Dr Duerstock : It’s more of an initiative. It was something that was founded by me and other colleagues due to a grant we received from the National Institutes of Health. And it was looking at greater inclusion of people with disabilities in the STEM fields. What are the barriers, and we talked a little bit about accessibility. A lot of labs, if you go to a science lab, they're very crowded. And you’re afraid to turn around or it might knock over some expensive piece of equipment, because everything is packed in. Space is always a limitation in a scientific lab. So there’s space cum architectural access. And then there’s, with the microscope example, a barrier to use a piece of equipment. But there’s also other things that can be barriers to being successful as a career in the sciences, whether it’s a scientist or medical doctor or whatever field that person is interested in STEM-wise, such as getting opportunities to do internships. Because now you’re going to a whole new institution, whether it’s a hospital or a company, and they might not be very accessible. And so a lot of, I found, students with disabilities didn’t have great internships. They’ve shown to be very useful for all students to get that experience as an undergrad or maybe as a graduate student, to see what it’s like to work in industry. Mentoring also sometimes is not as well developed for people with disabilities. They might have questions or hurdles that they don’t have many mentors to help them with, to understand, “I have this disability. How do I overcome?” You know, going to anatomy class, if I’m blind, sometimes getting those answers are difficult. These are some of the issues we’ve been looking at through this Institute for Accessible Science.
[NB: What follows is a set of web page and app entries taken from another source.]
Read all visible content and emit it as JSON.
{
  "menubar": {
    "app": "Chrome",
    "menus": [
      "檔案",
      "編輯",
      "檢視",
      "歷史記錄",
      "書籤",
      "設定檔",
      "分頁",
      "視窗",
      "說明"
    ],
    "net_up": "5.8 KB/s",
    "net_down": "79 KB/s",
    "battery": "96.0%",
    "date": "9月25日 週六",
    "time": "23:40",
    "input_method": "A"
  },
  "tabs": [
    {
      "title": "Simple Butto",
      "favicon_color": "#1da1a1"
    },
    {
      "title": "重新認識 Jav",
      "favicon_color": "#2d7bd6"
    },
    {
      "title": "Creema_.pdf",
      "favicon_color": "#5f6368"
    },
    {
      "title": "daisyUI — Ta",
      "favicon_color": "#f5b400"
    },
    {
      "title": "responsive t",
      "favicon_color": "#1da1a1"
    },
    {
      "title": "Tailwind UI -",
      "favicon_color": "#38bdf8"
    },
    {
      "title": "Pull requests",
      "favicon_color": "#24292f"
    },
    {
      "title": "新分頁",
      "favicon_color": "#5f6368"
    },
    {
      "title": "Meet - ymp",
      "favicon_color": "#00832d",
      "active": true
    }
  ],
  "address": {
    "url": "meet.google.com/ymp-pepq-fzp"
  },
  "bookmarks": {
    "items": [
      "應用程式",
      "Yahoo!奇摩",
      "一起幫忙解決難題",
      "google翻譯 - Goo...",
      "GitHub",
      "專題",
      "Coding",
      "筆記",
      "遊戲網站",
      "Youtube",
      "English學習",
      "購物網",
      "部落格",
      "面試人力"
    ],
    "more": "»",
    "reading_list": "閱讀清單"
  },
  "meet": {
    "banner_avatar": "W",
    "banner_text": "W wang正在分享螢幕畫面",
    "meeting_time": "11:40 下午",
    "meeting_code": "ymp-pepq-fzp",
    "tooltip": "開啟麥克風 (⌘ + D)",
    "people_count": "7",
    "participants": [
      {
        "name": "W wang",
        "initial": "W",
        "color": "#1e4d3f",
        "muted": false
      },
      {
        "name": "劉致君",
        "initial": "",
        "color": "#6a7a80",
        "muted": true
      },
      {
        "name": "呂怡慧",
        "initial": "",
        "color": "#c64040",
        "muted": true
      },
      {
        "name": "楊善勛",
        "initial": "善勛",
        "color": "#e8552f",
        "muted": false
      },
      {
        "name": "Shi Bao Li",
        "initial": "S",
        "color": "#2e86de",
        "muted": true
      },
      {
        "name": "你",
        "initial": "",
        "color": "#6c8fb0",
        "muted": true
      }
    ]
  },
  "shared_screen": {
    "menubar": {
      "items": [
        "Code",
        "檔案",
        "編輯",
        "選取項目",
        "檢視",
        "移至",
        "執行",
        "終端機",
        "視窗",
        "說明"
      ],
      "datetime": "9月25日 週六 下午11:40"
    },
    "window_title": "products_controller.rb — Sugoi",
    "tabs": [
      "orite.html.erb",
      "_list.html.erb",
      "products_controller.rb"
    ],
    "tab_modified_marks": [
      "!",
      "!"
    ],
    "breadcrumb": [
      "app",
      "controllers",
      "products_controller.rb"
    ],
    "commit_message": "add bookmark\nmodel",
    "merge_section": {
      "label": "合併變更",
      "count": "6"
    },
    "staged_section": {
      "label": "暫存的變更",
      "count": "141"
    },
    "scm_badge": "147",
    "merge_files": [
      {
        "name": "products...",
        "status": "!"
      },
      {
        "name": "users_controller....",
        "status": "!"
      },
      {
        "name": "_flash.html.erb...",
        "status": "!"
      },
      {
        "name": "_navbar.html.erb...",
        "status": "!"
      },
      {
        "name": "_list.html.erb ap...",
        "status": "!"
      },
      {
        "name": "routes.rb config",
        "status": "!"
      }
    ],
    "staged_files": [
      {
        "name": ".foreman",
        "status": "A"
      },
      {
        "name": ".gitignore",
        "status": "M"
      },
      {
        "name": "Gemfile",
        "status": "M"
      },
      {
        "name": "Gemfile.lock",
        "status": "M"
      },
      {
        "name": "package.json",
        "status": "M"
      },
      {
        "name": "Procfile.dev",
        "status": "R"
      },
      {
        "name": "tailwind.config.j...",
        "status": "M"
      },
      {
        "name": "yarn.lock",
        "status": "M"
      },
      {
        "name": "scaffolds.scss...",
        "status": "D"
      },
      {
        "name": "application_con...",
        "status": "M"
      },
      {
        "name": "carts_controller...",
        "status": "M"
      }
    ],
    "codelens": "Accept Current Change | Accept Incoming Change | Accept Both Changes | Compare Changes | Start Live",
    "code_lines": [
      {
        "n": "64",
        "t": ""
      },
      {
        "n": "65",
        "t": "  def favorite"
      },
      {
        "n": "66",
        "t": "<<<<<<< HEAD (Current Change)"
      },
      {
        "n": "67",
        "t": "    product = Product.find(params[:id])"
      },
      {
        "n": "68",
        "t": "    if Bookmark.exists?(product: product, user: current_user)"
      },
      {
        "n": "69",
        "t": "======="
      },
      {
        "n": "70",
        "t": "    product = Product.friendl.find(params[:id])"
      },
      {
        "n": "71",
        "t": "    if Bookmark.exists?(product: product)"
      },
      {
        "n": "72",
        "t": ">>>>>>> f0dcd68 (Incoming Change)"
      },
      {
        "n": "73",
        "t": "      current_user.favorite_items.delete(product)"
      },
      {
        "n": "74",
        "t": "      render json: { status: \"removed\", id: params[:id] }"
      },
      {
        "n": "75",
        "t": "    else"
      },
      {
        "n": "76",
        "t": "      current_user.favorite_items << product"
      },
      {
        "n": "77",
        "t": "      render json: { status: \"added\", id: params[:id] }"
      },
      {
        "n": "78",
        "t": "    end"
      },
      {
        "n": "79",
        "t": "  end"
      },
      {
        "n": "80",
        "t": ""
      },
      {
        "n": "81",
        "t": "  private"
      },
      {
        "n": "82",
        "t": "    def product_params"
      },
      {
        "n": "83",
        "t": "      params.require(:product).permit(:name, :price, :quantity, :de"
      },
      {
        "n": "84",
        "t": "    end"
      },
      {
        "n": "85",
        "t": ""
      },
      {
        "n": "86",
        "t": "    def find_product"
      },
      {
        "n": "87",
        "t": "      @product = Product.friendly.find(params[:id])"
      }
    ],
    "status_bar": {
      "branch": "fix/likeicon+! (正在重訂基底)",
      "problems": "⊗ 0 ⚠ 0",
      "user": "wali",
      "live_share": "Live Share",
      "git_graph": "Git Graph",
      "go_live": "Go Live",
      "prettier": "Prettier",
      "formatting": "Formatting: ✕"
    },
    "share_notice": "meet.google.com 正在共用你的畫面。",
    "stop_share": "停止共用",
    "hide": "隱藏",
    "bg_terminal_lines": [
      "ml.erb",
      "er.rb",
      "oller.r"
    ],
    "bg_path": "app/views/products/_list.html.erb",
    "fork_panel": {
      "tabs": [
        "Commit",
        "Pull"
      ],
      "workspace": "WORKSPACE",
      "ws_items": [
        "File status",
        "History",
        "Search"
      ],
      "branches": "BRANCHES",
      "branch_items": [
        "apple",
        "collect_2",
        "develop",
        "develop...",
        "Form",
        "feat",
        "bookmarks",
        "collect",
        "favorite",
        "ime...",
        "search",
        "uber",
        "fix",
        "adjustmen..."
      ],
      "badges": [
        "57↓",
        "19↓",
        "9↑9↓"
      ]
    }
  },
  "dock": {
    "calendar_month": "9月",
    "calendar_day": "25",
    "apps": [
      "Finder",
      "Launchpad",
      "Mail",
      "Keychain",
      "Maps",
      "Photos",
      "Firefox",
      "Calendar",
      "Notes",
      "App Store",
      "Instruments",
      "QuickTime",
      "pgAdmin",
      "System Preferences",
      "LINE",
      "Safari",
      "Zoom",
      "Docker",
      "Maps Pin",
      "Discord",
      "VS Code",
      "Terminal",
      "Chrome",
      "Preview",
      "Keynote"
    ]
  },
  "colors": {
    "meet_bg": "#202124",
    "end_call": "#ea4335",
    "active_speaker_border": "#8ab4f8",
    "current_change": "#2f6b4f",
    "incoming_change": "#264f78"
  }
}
What is the most essential trait for people with disability to achieve success in the STEM field?

Dr Duerstock : I’d say perseverance is probably the top of my list. Be able to work through problems, not being too discouraged when something doesn’t easily come around or you’re not getting feedback from others who don’t have the answers. Because what I was talking about my advisor being so great. He wasn’t great because he said, “I have the solution for you and this is going to work out great,” but he had the patience to say, “OK, I have confidence in you. I’ll help you as much as I can, but it’s ultimately up to the individual to be successful.” That's life.

And there’s a lot of physical requirements sometimes put into place, even just everyday jobs as picking up 30 pound weights. They say, “You have to pick up 30 pounds.” Why? Is that really important for the job? Maybe in some jobs it is, but in some jobs you mean I simply need to get something that is 30 pounds and put it over there. If that’s the problem, then there’s a lot of ways of getting something that weighs 30 pounds and getting it to another location. That doesn’t require physically picking it up. You can use a lot of devices or other means. So, I always question like, “What is the goal? Is the goal to be able to do a task? Or is the goal the results of that task?” And if the goal is the results of that task, then have an open mind on how that might be done very differently than the way it used to be done or how it’s typically being done.

The struggles are the same around the world and with a disability, no one has it perfected. So you’re not alone and there are solutions out there. So, just keep on trying. Do what you like to do, not because someone says, “This is very accessible” or “something you can do.” If you’re not passionate about it, then you’re not going to be successful. A lot of times I hear of people who like to work on cars using the wheelchair and they say, “You should use computers.” Maybe they don’t like to use computers a lot, they like to work on cars. There’s ways to do that. There are standing wheelchairs, for instance. I think someone is going to be more productive, doing what they’re passionate about.

Sometimes it is difficult to get others to understand that or to realize the potential you bring. So, build that circle of people that can help you, that believe in you. I think that’s very important because most people want to give you a chance, I found, most people want you to be successful. Sometimes it takes a little time to get them to see that potential, and so I would recommend really trying to utilize that tool.